High Blood Pressure Often Uncontrolled
Problem Especially Seen in Elderly Women
WebMD News Archive
The percentages with normal blood pressure were:
- Younger than 60: 39%
- 60-79: 14%
- 80 and older: 7%
Everyone else had prehypertension. Even people with prehypertension are at increased risk of developing heart problems.
Blood Pressure Risky for Blacks
The study's participants were mainly white. In the U.S., blacks tend to develop high blood pressure at an earlier age and have more severe cases than whites.
Blood Pressure Control Worst in Elderly Women
Few people (32% overall) had gotten their high blood pressure under control. "Control" meant getting blood pressure out of the "high" category, not all the way down to "normal."
Elderly women aged 80 and older were the least likely to have their high blood pressure under control. Fewer than one in four of them had gotten their high blood pressure under control.
Among men of the same age, 38% had their high blood pressure under control, the researchers write.
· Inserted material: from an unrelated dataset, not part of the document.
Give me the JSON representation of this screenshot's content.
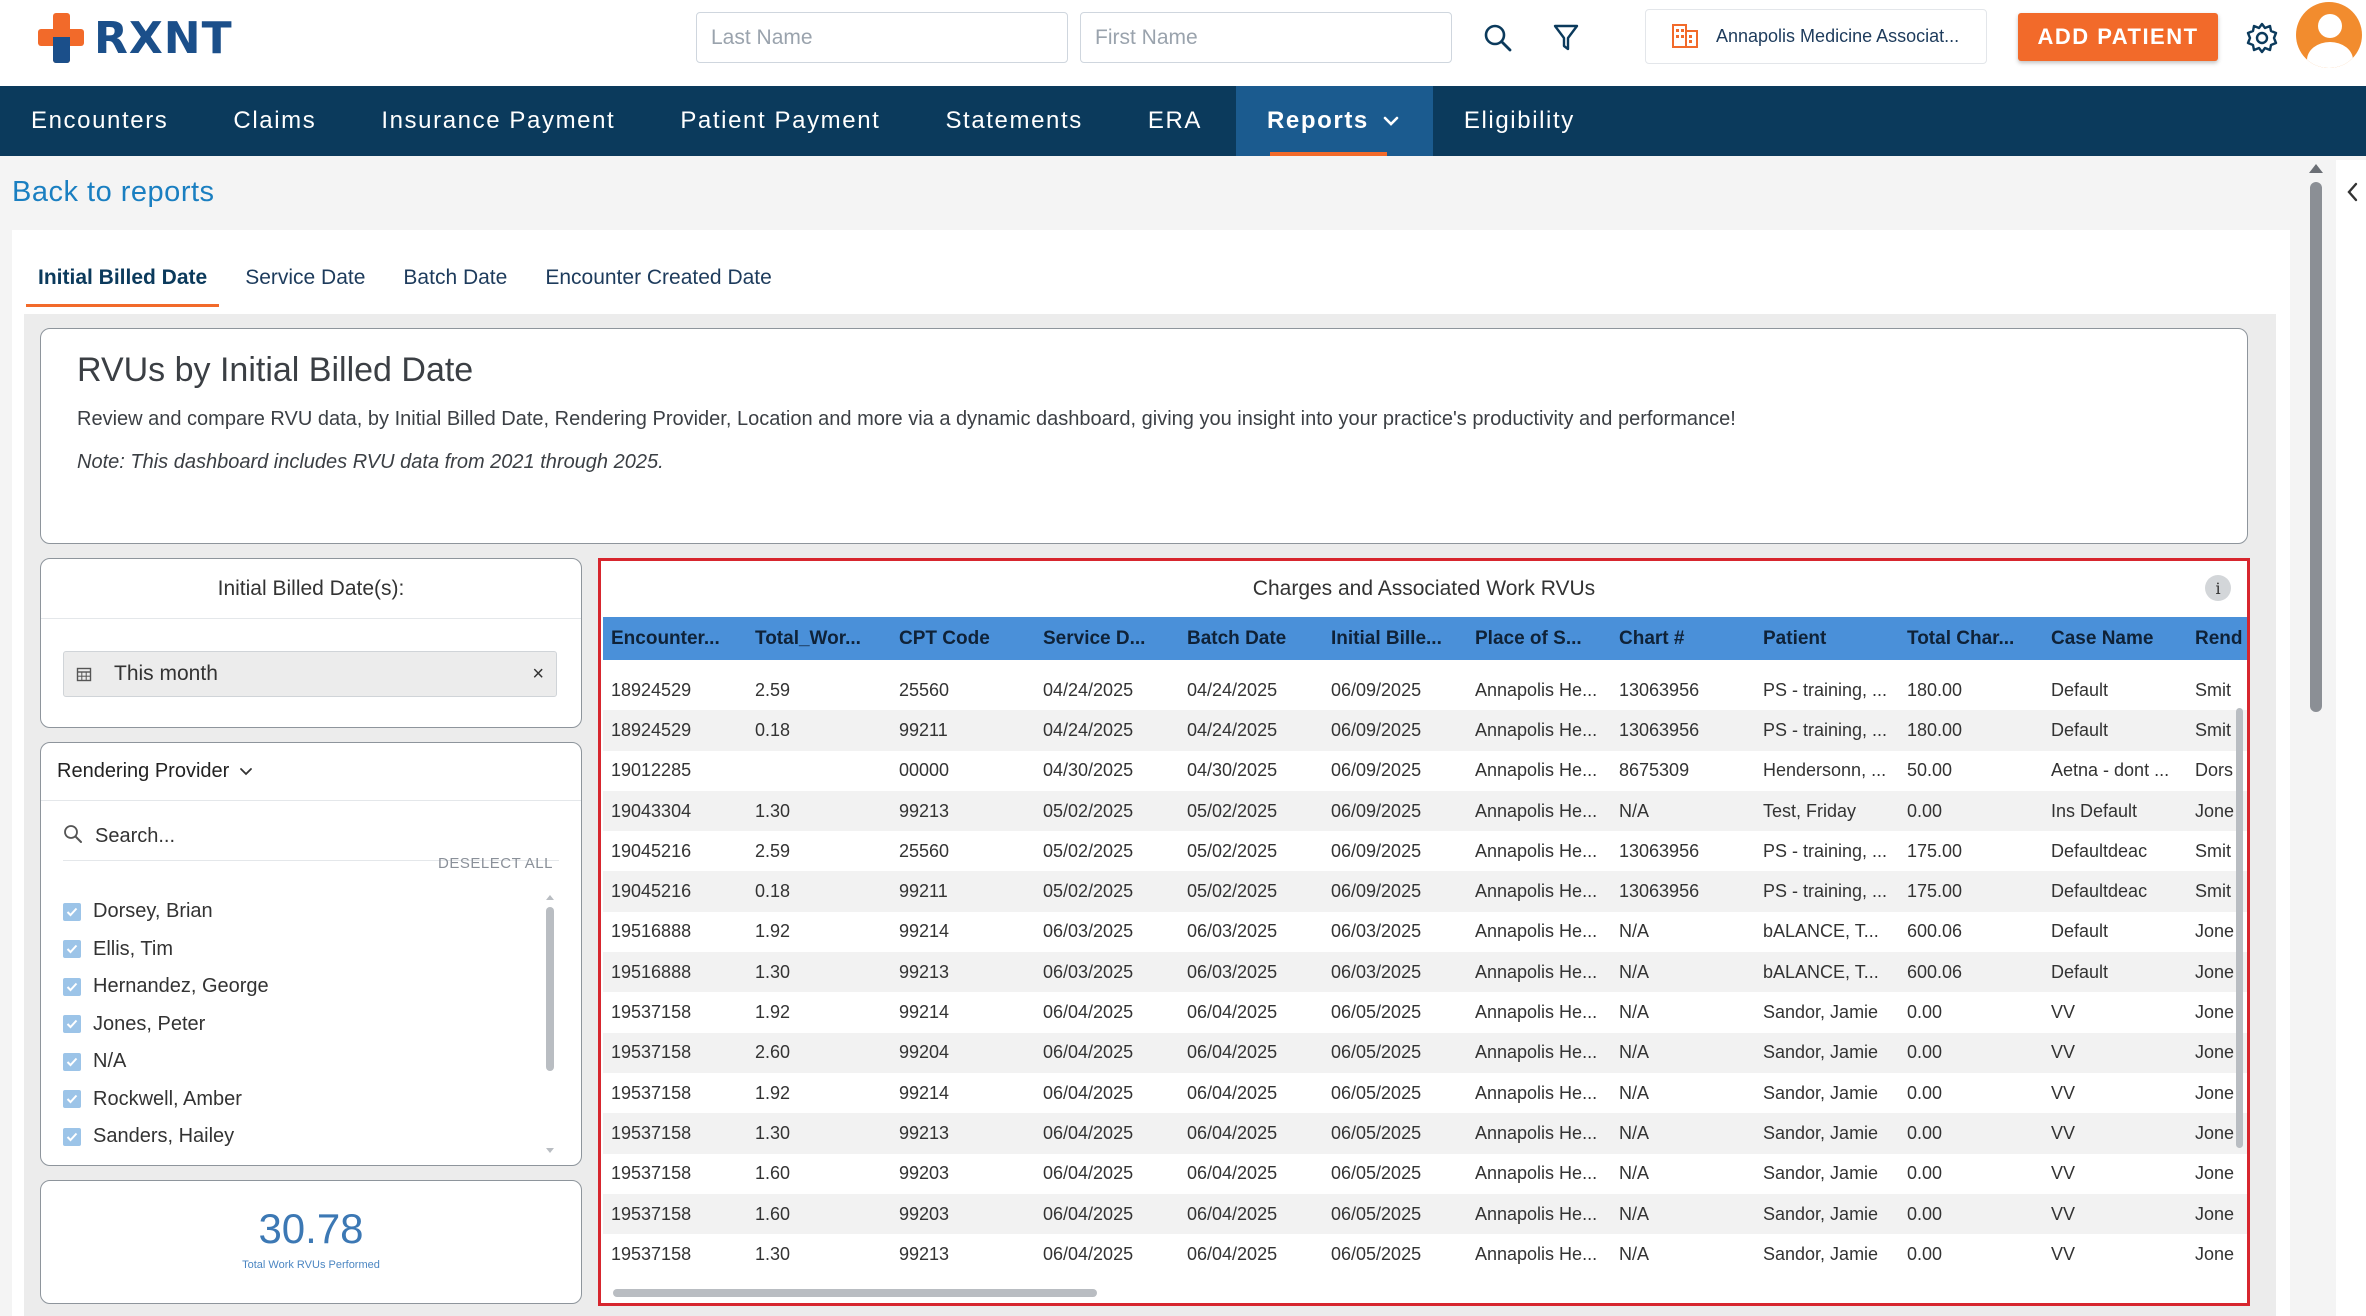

Lack of blood pressure control raises the chance of heart failure, heart attack, and stroke.
Overall, nearly seven in 10 people with high blood pressure were getting treated. Most (60%) took one blood pressure drug, 30% used two, and 10% used three or more.
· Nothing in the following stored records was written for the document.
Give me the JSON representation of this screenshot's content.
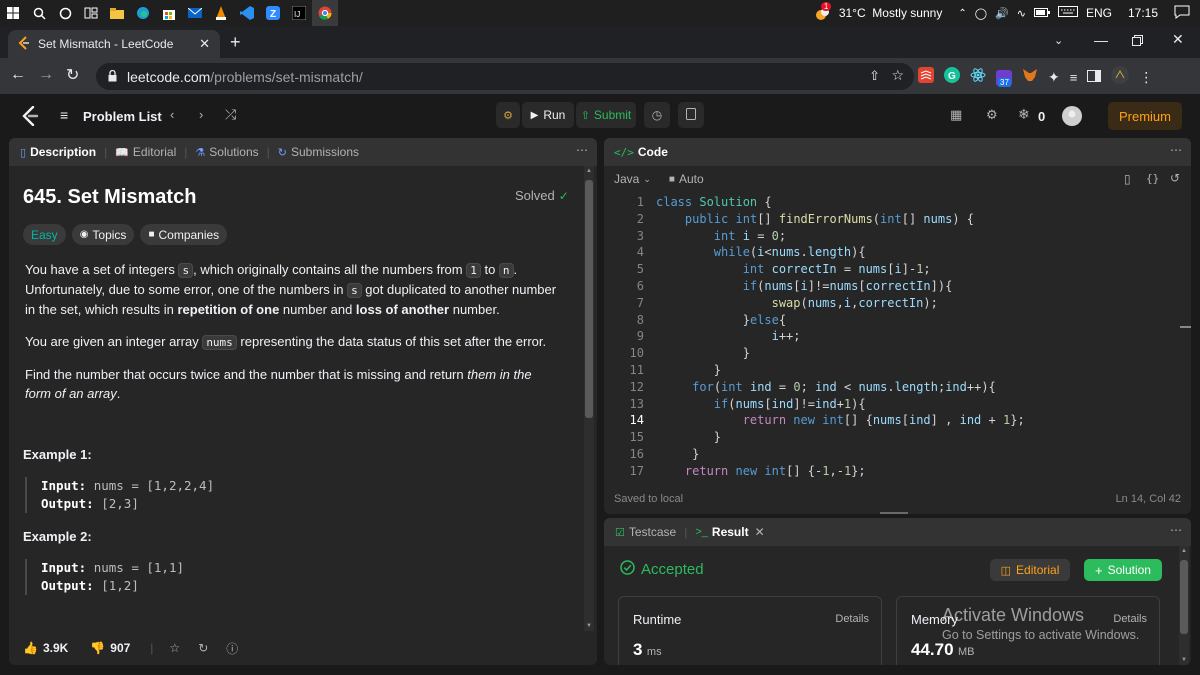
{
  "taskbar": {
    "weather": "31°C  Mostly sunny",
    "lang": "ENG",
    "time": "17:15",
    "weather_badge": "1"
  },
  "browser": {
    "tab_title": "Set Mismatch - LeetCode",
    "url_host": "leetcode.com",
    "url_path": "/problems/set-mismatch/",
    "ext_badge": "37"
  },
  "nav": {
    "problem_list": "Problem List",
    "run": "Run",
    "submit": "Submit",
    "streak": "0",
    "premium": "Premium"
  },
  "desc_tabs": [
    "Description",
    "Editorial",
    "Solutions",
    "Submissions"
  ],
  "problem": {
    "title": "645. Set Mismatch",
    "status": "Solved",
    "difficulty": "Easy",
    "topics": "Topics",
    "companies": "Companies",
    "p1": [
      "You have a set of integers ",
      "s",
      ", which originally contains all the numbers from ",
      "1",
      " to ",
      "n",
      ". Unfortunately, due to some error, one of the numbers in ",
      "s",
      " got duplicated to another number in the set, which results in ",
      "repetition of one",
      " number and ",
      "loss of another",
      " number."
    ],
    "p2": [
      "You are given an integer array ",
      "nums",
      " representing the data status of this set after the error."
    ],
    "p3": [
      "Find the number that occurs twice and the number that is missing and return ",
      "them in the form of an array",
      "."
    ],
    "ex1_title": "Example 1:",
    "ex1_input_label": "Input:",
    "ex1_input": "nums = [1,2,2,4]",
    "ex1_output_label": "Output:",
    "ex1_output": "[2,3]",
    "ex2_title": "Example 2:",
    "ex2_input_label": "Input:",
    "ex2_input": "nums = [1,1]",
    "ex2_output_label": "Output:",
    "ex2_output": "[1,2]",
    "likes": "3.9K",
    "dislikes": "907"
  },
  "code_panel": {
    "title": "Code",
    "language": "Java",
    "auto": "Auto",
    "saved": "Saved to local",
    "cursor": "Ln 14, Col 42",
    "current_line": 14,
    "lines": [
      "class Solution {",
      "    public int[] findErrorNums(int[] nums) {",
      "        int i = 0;",
      "        while(i<nums.length){",
      "            int correctIn = nums[i]-1;",
      "            if(nums[i]!=nums[correctIn]){",
      "                swap(nums,i,correctIn);",
      "            }else{",
      "                i++;",
      "            }",
      "        }",
      "     for(int ind = 0; ind < nums.length;ind++){",
      "        if(nums[ind]!=ind+1){",
      "            return new int[] {nums[ind] , ind + 1};",
      "        }",
      "     }",
      "    return new int[] {-1,-1};"
    ]
  },
  "result_panel": {
    "testcase": "Testcase",
    "result": "Result",
    "accepted": "Accepted",
    "editorial": "Editorial",
    "solution": "Solution",
    "runtime_label": "Runtime",
    "runtime_value": "3",
    "runtime_unit": "ms",
    "details": "Details",
    "memory_label": "Memory",
    "memory_value": "44.70",
    "memory_unit": "MB"
  },
  "watermark": {
    "line1": "Activate Windows",
    "line2": "Go to Settings to activate Windows."
  }
}
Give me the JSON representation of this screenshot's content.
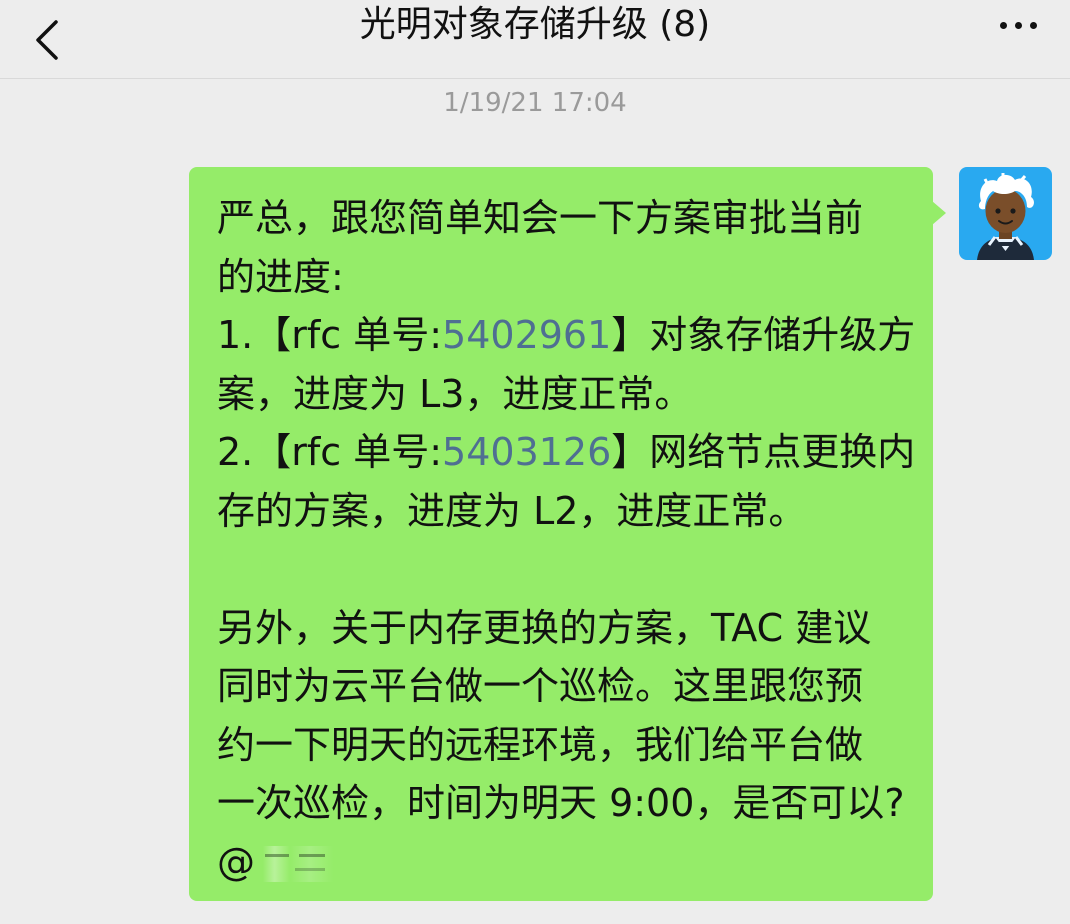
{
  "header": {
    "title": "光明对象存储升级 (8)"
  },
  "timestamp": "1/19/21 17:04",
  "message": {
    "lines": [
      {
        "text": "严总，跟您简单知会一下方案审批当前"
      },
      {
        "text": "的进度:"
      },
      {
        "pre": "1.【rfc 单号:",
        "link": "5402961",
        "post": "】对象存储升级方"
      },
      {
        "text": "案，进度为 L3，进度正常。"
      },
      {
        "pre": "2.【rfc 单号:",
        "link": "5403126",
        "post": "】网络节点更换内"
      },
      {
        "text": "存的方案，进度为 L2，进度正常。"
      },
      {
        "text": ""
      },
      {
        "text": "另外，关于内存更换的方案，TAC 建议"
      },
      {
        "text": "同时为云平台做一个巡检。这里跟您预"
      },
      {
        "text": "约一下明天的远程环境，我们给平台做"
      },
      {
        "text": "一次巡检，时间为明天 9:00，是否可以?"
      },
      {
        "mention": "@"
      }
    ]
  },
  "colors": {
    "bubble": "#95ec69",
    "link": "#4f6f92",
    "background": "#ededed",
    "avatar_bg": "#29a9f0"
  }
}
Water pills (diuretics) were underused as a blood pressure treatment, particularly among men, with newer blood pressure drugs getting "preferential prescription," write the researchers.
While the researchers don't question the safety and usefulness of those newer drugs, they note some advantages with diuretics.
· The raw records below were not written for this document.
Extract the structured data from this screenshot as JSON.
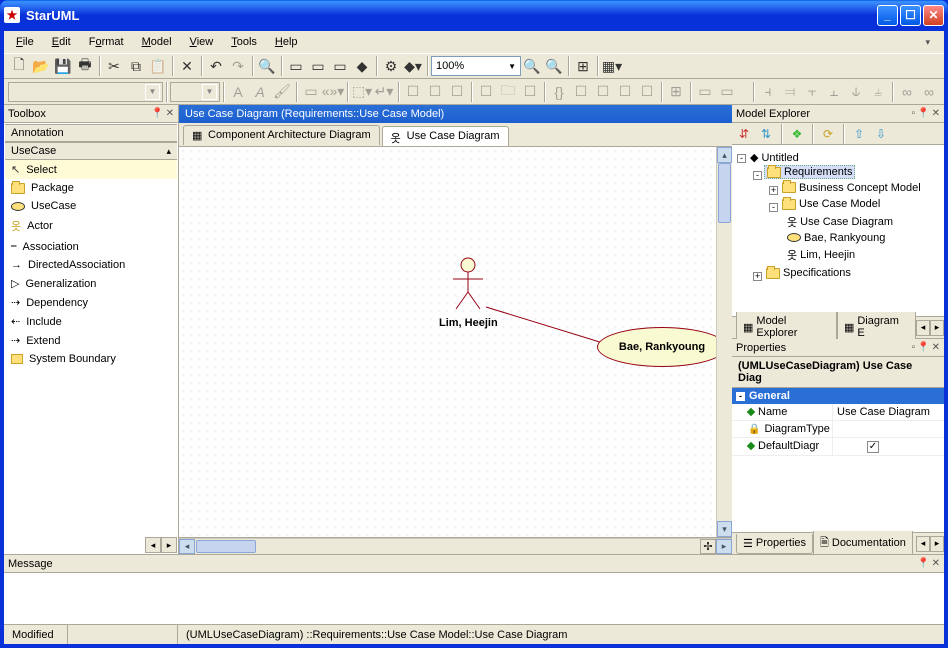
{
  "window": {
    "title": "StarUML"
  },
  "menu": {
    "file": "File",
    "edit": "Edit",
    "format": "Format",
    "model": "Model",
    "view": "View",
    "tools": "Tools",
    "help": "Help"
  },
  "zoom": {
    "value": "100%"
  },
  "toolbox": {
    "title": "Toolbox",
    "groups": {
      "annotation": "Annotation",
      "usecase": "UseCase"
    },
    "items": [
      {
        "label": "Select"
      },
      {
        "label": "Package"
      },
      {
        "label": "UseCase"
      },
      {
        "label": "Actor"
      },
      {
        "label": "Association"
      },
      {
        "label": "DirectedAssociation"
      },
      {
        "label": "Generalization"
      },
      {
        "label": "Dependency"
      },
      {
        "label": "Include"
      },
      {
        "label": "Extend"
      },
      {
        "label": "System Boundary"
      }
    ]
  },
  "canvas": {
    "title": "Use Case Diagram (Requirements::Use Case Model)",
    "tabs": {
      "component": "Component Architecture Diagram",
      "usecase": "Use Case Diagram"
    },
    "actor_label": "Lim, Heejin",
    "usecase_label": "Bae, Rankyoung"
  },
  "model_explorer": {
    "title": "Model Explorer",
    "tabs": {
      "explorer": "Model Explorer",
      "diagram": "Diagram E"
    },
    "root": "Untitled",
    "nodes": {
      "requirements": "Requirements",
      "bcm": "Business Concept Model",
      "ucm": "Use Case Model",
      "ucd": "Use Case Diagram",
      "bae": "Bae, Rankyoung",
      "lim": "Lim, Heejin",
      "spec": "Specifications"
    }
  },
  "properties": {
    "title": "Properties",
    "object": "(UMLUseCaseDiagram) Use Case Diag",
    "category": "General",
    "rows": {
      "name_label": "Name",
      "name_value": "Use Case Diagram",
      "type_label": "DiagramType",
      "type_value": "",
      "default_label": "DefaultDiagr",
      "default_checked": "✓"
    },
    "tabs": {
      "properties": "Properties",
      "documentation": "Documentation"
    }
  },
  "message": {
    "title": "Message"
  },
  "status": {
    "modified": "Modified",
    "path": "(UMLUseCaseDiagram) ::Requirements::Use Case Model::Use Case Diagram"
  }
}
There is "wealth of evidence suggesting that thiazide diuretics are the most cost-effective agents for blood pressure reduction, and that they are particularly efficacious among the elderly," write the researchers.